Prisons should use new powers to address poor health outcomes for inmates, the BMA argued in its submission to the Justice Select Committee report into prison reforms.

The average life expectancy of a prisoner is only 56, and Ministry of Justice figures show that natural deaths in custody have increased by 26% in the past year, while suicides increased by 28%.

The BMA warned that prisoners suffer from particular issues which make them more likely to have health problems. The prison population is ageing, with the number of prisoners over 50 growing by 161% since 2002. Drug and alcohol addiction are high, and prisoners are more likely to be illiterate or speak English as a second language, which makes it harder for them to understand medical information.

In particular, BMA members warned that care was being delayed because of a “security first” approach, with prisoners having to cancel hospital appointments because of a lack of guards to escort them. Female prisoners also had difficulty accessing a doctor of the same gender.

The union said it welcomed the government’s plans to introduce ‘reform prisons’, with more responsibilities devolved to prison governors.

It recommended using these powers to improve health outcomes by allowing governors to abolish cases of prison health facilities being closed during lockdown; providing services such as radiotherapy, physiotherapy and dialysis within prisons; and encouraging prisons to sign up to the Royal College of Psychiatrists’ quality assurance framework for prison mental health.

The Prison Reform Trust estimates that 90% of inmates have one or more of the five main psychiatric disorders (psychosis, anxiety disorder, personality disorder, alcohol dependence and substance misuse).

Other recommendations from the BMA included encouraging healthy eating, exercise and stopping smoking in prisons; establishing health plans so that the different agencies contracted to provide healthcare work more closely with each other and with prison staff; modernising facilities to reduce the risk of suicide and self-harm; and providing suicide training to staff.

Prison Officers Association members held a walkout and protested outside prisons last week to highlight the issue of staffing cuts, which they say are making it impossible to guarantee prison safety.

The government sought a High Court order to end the protest.

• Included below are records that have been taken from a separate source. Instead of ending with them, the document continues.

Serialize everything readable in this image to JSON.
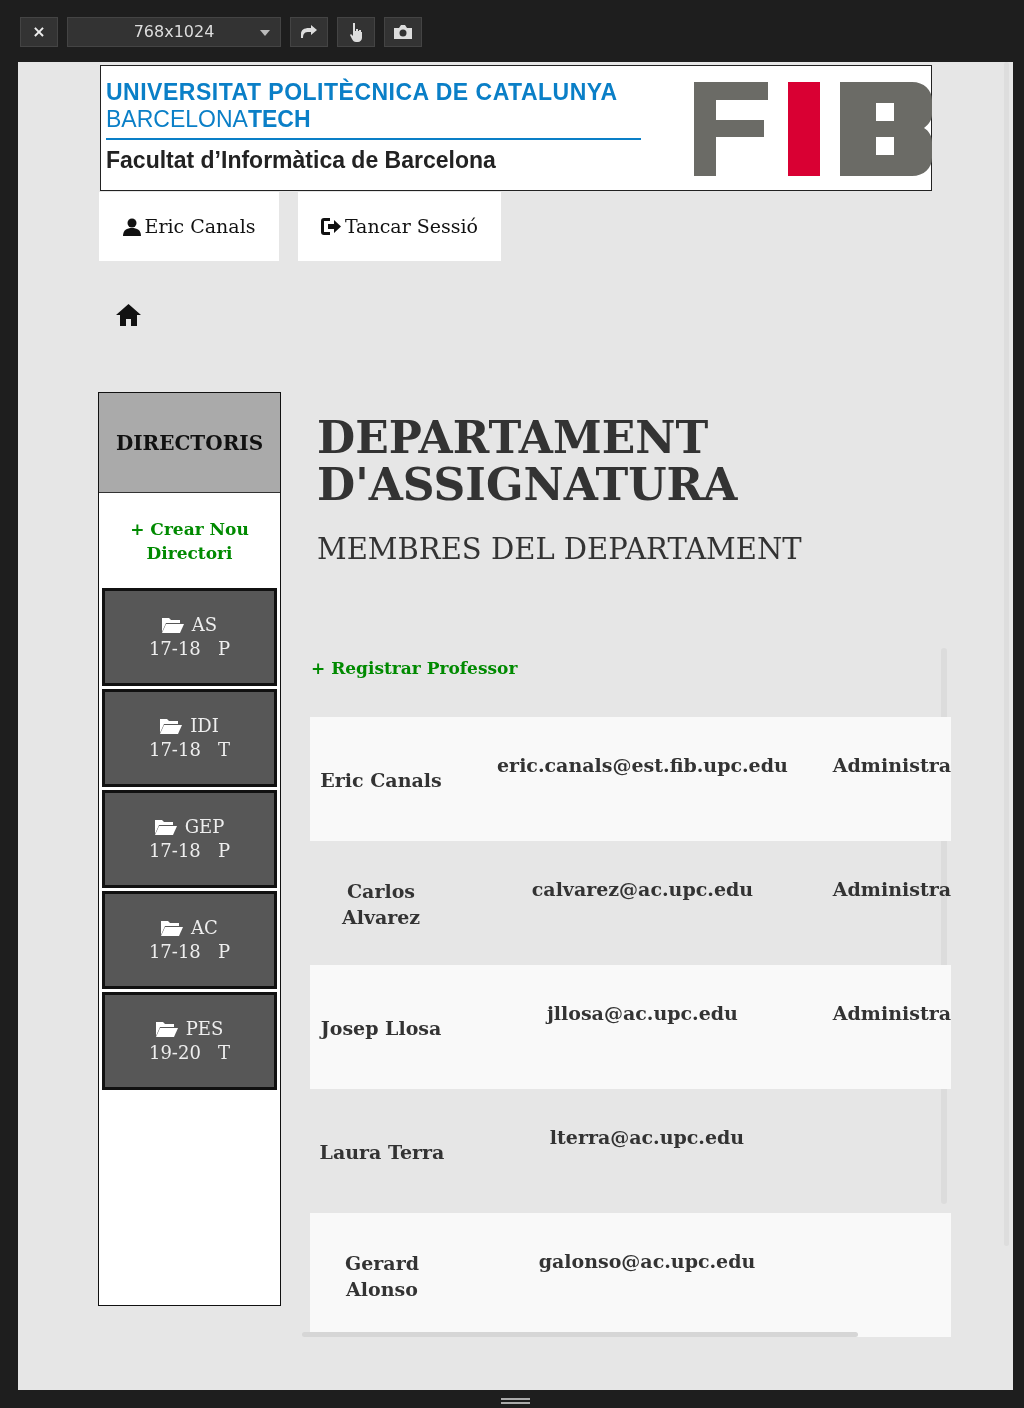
{
  "toolbar": {
    "close": "×",
    "device": "768x1024"
  },
  "banner": {
    "university": "UNIVERSITAT POLITÈCNICA DE CATALUNYA",
    "campus_light": "BARCELONA",
    "campus_bold": "TECH",
    "faculty": "Facultat d’Informàtica de Barcelona"
  },
  "user_bar": [
    {
      "kind": "user",
      "label": "Eric Canals"
    },
    {
      "kind": "logout",
      "label": "Tancar Sessió"
    }
  ],
  "sidebar": {
    "title": "DIRECTORIS",
    "create_link": "+ Crear Nou Directori",
    "items": [
      {
        "name": "AS",
        "year": "17-18",
        "term": "P"
      },
      {
        "name": "IDI",
        "year": "17-18",
        "term": "T"
      },
      {
        "name": "GEP",
        "year": "17-18",
        "term": "P"
      },
      {
        "name": "AC",
        "year": "17-18",
        "term": "P"
      },
      {
        "name": "PES",
        "year": "19-20",
        "term": "T"
      }
    ]
  },
  "main": {
    "title": "DEPARTAMENT D'ASSIGNATURA",
    "subtitle": "MEMBRES DEL DEPARTAMENT",
    "register_link": "+ Registrar Professor",
    "rows": [
      {
        "name": "Eric Canals",
        "email": "eric.canals@est.fib.upc.edu",
        "role": "Administra"
      },
      {
        "name": "Carlos Alvarez",
        "email": "calvarez@ac.upc.edu",
        "role": "Administra"
      },
      {
        "name": "Josep Llosa",
        "email": "jllosa@ac.upc.edu",
        "role": "Administra"
      },
      {
        "name": "Laura Terra",
        "email": "lterra@ac.upc.edu"
      },
      {
        "name": "Gerard Alonso",
        "email": "galonso@ac.upc.edu"
      }
    ]
  }
}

Chancellor Philip Hammond then promised funding for an additional 2,500 officers in the Autumn Statement.

A recent Public Health England report said that there have been “significant improvements” in prison healthcare since NHS England and the Department of Health took over the contract in 2006. However, it recommended ongoing improvements, including integrating prison healthcare with local communities.